Longer healthy life spans will allow people in their forties and fifties to start taking up Pro-Am activities as second careers. Rising participation in education will give people skills to pursue those activities. New media and technology enable Pro-Ams to organize. "Amateur Revolution," Fast Company, 10/1/04.My takeaway from all of this is that if you have focus and are well-trained (either by others or self-taught) you'll have valuable tools to draw upon. But doggedly training in one particular area may result in great skill in that area, but without the flexibility to see the future and to adjust. The 10,000 hours concept, while useful in stressing the importance of hard work to success, seems most applicable in fields where achievements are already well-defined. If you want to be a great golfer, classical musician, or chess player, you're going to start by practicing what others have already learned.
As Jason Kemp writes:
My first year at university was 1977, when I studied Vietnamese Politics (very current at the time) and eventually law, arts and business – however computer technology changed my life in early ’80’s and that was something I could not have studied even if I had wanted to. Fortunately – being a creative generalist by inclination I was able to leverage a very wide range of experiences into a new emerging sector. "Creativity & Innovation Linked," thinking: relating- celebrating :-), 6/16/07.Suzanne Lainson

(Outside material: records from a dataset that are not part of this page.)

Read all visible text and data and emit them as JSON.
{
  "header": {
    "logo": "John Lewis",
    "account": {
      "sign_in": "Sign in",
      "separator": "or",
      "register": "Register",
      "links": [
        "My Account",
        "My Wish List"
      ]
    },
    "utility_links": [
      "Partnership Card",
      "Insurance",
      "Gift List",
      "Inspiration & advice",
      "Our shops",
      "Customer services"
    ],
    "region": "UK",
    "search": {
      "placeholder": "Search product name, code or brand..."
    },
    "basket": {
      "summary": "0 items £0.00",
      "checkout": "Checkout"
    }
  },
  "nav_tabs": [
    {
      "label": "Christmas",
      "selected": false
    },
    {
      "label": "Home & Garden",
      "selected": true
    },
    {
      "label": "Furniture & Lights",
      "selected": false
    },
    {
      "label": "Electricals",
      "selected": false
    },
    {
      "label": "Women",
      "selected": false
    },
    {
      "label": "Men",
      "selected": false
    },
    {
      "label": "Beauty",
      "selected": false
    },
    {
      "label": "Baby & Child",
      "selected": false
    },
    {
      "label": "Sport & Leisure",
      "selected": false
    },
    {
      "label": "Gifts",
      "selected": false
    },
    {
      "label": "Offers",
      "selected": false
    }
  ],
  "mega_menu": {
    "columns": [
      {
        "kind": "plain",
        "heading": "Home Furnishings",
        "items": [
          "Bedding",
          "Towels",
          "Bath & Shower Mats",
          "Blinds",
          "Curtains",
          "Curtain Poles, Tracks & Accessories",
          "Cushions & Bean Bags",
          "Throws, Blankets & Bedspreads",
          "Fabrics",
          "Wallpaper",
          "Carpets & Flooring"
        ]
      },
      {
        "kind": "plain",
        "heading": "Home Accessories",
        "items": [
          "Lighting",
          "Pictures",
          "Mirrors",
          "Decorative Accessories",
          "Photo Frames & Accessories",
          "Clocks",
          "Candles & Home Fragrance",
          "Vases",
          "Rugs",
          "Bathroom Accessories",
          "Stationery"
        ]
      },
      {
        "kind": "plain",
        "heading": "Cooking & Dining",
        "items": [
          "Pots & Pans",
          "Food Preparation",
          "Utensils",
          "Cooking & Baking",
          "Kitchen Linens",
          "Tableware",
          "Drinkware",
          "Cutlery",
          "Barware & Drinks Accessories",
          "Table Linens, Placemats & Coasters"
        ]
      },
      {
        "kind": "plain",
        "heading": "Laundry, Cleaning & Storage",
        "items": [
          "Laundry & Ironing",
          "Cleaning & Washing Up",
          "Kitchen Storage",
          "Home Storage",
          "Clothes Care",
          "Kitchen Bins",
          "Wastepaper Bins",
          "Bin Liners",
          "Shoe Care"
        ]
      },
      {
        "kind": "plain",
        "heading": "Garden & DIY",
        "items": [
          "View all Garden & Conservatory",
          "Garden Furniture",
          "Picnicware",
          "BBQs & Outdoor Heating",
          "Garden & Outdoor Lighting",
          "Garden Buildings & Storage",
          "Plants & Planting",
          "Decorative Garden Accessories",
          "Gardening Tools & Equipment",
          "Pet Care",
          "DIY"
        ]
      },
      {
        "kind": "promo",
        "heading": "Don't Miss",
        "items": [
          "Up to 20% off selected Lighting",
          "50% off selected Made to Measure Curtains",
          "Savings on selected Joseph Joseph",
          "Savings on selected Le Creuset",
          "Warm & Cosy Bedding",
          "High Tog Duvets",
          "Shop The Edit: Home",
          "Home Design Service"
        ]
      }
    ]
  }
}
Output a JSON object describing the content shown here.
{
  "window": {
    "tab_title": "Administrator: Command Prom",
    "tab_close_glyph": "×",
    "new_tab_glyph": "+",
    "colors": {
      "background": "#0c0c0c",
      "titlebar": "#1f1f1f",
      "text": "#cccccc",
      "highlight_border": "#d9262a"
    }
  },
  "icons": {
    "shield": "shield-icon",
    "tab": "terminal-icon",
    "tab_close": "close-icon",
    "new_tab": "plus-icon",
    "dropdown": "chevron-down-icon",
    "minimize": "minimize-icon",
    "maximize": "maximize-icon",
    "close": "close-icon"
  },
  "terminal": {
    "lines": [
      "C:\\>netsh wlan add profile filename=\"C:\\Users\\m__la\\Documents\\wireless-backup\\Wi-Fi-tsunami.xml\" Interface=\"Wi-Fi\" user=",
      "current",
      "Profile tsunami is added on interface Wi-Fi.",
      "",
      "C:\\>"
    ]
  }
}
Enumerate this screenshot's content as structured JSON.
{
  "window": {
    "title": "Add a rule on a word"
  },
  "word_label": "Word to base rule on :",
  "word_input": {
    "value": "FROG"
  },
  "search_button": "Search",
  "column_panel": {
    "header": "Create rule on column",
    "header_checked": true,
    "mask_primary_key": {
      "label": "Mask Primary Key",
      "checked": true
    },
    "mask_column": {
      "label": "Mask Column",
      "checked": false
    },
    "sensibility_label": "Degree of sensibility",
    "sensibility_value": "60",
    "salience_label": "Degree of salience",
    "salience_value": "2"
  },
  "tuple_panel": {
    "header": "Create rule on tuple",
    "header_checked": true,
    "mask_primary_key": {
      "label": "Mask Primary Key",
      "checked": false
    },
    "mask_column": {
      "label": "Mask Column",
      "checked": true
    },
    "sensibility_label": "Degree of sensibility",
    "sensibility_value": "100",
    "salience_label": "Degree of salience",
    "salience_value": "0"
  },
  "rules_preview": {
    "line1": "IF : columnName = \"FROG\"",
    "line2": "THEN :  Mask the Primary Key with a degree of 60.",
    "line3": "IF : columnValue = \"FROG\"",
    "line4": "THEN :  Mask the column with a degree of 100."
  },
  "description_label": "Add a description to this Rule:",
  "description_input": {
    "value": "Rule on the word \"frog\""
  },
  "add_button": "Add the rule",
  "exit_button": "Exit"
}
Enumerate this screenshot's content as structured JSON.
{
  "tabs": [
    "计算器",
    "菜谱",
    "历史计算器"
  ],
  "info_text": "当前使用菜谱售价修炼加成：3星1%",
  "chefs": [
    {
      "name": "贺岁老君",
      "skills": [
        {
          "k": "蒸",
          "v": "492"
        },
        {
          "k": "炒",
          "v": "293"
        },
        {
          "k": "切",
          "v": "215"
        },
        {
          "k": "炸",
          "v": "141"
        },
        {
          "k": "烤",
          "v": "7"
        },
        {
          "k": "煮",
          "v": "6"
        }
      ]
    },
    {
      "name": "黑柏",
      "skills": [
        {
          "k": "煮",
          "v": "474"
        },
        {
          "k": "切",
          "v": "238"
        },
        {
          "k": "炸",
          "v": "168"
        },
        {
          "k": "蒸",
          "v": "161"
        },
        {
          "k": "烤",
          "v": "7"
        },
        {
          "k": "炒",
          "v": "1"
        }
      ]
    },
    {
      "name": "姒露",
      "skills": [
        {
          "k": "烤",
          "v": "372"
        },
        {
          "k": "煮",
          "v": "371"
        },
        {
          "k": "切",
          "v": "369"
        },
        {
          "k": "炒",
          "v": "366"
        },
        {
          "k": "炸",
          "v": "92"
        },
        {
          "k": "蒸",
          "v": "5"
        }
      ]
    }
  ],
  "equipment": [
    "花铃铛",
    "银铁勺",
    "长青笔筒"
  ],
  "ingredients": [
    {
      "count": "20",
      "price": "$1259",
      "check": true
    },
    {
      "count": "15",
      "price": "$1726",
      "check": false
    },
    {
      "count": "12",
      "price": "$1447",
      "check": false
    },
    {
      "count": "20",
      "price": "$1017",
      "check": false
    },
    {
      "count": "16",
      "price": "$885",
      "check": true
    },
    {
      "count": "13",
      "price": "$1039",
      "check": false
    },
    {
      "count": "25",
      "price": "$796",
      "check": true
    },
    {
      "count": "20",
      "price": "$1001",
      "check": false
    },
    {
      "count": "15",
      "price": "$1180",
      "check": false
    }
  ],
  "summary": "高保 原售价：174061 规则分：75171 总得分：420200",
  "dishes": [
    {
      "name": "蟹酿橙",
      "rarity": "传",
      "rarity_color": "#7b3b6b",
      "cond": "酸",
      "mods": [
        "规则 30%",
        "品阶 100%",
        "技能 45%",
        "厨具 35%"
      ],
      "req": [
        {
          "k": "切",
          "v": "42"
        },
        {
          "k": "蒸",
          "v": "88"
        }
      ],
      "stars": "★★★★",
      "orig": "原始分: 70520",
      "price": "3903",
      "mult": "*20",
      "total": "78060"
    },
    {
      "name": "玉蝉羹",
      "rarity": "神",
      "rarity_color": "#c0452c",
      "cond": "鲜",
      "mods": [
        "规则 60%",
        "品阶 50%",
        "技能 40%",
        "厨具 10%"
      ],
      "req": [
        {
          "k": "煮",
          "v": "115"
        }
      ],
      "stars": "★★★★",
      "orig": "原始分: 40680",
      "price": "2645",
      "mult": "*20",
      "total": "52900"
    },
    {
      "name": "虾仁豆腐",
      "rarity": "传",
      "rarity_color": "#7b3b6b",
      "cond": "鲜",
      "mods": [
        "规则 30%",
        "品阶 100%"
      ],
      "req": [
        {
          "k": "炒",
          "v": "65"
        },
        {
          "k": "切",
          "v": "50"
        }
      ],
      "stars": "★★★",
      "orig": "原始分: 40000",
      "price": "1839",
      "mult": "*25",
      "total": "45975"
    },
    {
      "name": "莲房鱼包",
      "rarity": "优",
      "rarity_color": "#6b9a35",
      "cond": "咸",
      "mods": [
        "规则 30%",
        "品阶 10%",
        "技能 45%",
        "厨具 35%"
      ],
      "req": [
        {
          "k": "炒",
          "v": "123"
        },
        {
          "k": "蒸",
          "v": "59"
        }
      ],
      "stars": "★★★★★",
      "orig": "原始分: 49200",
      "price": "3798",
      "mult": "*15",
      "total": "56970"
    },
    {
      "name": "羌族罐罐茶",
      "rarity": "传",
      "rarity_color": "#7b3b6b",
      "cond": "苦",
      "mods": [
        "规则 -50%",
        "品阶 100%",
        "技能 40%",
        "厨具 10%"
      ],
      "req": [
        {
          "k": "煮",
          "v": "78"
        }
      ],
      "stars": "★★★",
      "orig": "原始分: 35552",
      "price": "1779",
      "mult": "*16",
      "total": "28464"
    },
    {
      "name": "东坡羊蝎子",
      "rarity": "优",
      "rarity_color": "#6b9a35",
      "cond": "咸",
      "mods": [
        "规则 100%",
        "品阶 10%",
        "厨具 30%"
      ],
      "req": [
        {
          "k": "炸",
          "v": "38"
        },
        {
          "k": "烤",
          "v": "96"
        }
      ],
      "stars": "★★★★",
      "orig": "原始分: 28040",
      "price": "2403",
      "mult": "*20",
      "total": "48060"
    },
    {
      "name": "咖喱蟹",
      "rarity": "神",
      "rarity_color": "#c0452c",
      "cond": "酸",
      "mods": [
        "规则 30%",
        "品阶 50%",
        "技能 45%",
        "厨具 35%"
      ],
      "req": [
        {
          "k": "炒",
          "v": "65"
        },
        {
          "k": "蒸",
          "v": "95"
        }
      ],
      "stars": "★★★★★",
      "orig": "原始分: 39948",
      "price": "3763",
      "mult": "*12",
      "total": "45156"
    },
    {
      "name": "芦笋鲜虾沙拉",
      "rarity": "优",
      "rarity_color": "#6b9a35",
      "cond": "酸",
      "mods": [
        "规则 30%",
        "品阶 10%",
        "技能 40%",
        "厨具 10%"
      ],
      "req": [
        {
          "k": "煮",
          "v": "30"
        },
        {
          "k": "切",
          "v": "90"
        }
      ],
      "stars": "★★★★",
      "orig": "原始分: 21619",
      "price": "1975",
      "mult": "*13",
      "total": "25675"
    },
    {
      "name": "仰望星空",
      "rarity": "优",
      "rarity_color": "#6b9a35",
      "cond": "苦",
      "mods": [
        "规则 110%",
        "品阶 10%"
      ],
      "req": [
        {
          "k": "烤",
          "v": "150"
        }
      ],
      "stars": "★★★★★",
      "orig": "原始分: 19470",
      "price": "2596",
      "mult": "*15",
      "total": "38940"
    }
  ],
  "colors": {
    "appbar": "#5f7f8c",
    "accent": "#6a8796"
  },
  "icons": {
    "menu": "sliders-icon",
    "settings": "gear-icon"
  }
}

@slainson on Twitter
Beyond the 10,000 Hour RuleUPDATE 11/12/10
The messiness of Hamming’s speech contrasts with the rational cleanliness of another popular model of becoming excellent: the 10,000 hour rule. ...
This rule reduces achievement to quantity: the secret to becoming great is to do a great amount of work. What Hamming emphasizes, however, is that quantity alone is not sufficient. ... Those 10,000 hours have to be invested in the right things, and as the disjointed nature of Hamming’s talk underscores, the question of what are the right things is slippery and near impossible to nail down with confidence.
In other words, becoming excellent is not the result of a well-behaved tallying of hours, it instead emerges out of a swamp of roiling ambiguity. If you’re not ready for this reality, he implies, you’re unlikely to last long on a path toward greatness. "Beyond the 10,000 Hour Rule: Richard Hamming and the Messy Art of Becoming Great," Study Hacks, 8/9/10.
This article suggests that the very skills that make you an expert may also lock you into a certain type of thinking. The better your brain becomes at perceiving patterns within your field of expertise, the more your brain is taken over by that expertise and the less able you are to process new information. "The Cognitive Cost Of Expertise."